June to August

Multi Day events are about time in the saddle and putting in the training ensures an even better experience and hopefully no time spent in the sweeper vehicle!

Everyone responds differently to training, you may need far less than what we’ve outlined but for the average cyclist and one who is only just managing 8 hours a week of training we’ve provided a plan that will ramp up the hours in the saddle.

Avoid dumping the rest days because you feel you need to do more, you don’t want to burn out.

No time to train and a tight schedule, bad weather, try spinning in the evening or a stationary bike or make the time up with cross training on the treadmill or even swimming and if you can’t do that rather not burn yourself out by doubling up, just stick to the schedule and keep a training log of the number of hours you’re putting in.

If you don’t have a Heart Rate Monitor (HR), try this
    •    Easy: Breath easy and can talk easily to your training partner.
    •    Med: Breathing at a higher rate and can manage a few short sentences
    •    Hard: Pace High, couldn’t talk if you wanted to. Where we’ve indicated a hard pace use an interval system of hard pace for 1km, then ease off, get the breath back for 1km or a lower heart rate and then go for it again.

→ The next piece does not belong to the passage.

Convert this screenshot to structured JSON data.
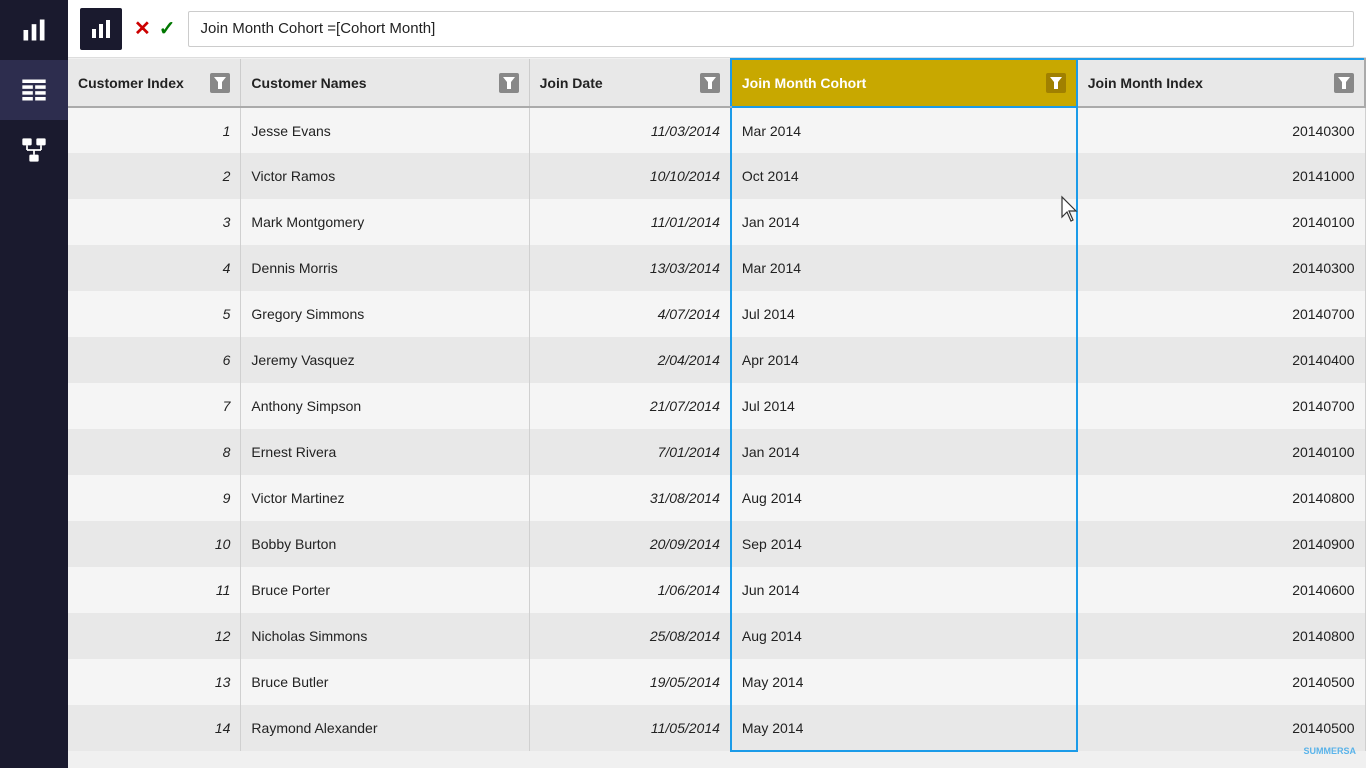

Get up to 6 intervals and then take it easy for a few km’s and work it up again.

As you reach the peak of 15 hours in week 7, some of you may already be doing this, ensure your diet is sufficient to compensate for the added calorie burn.

training programme 2017



iSiimangaliso MTB Meal Plan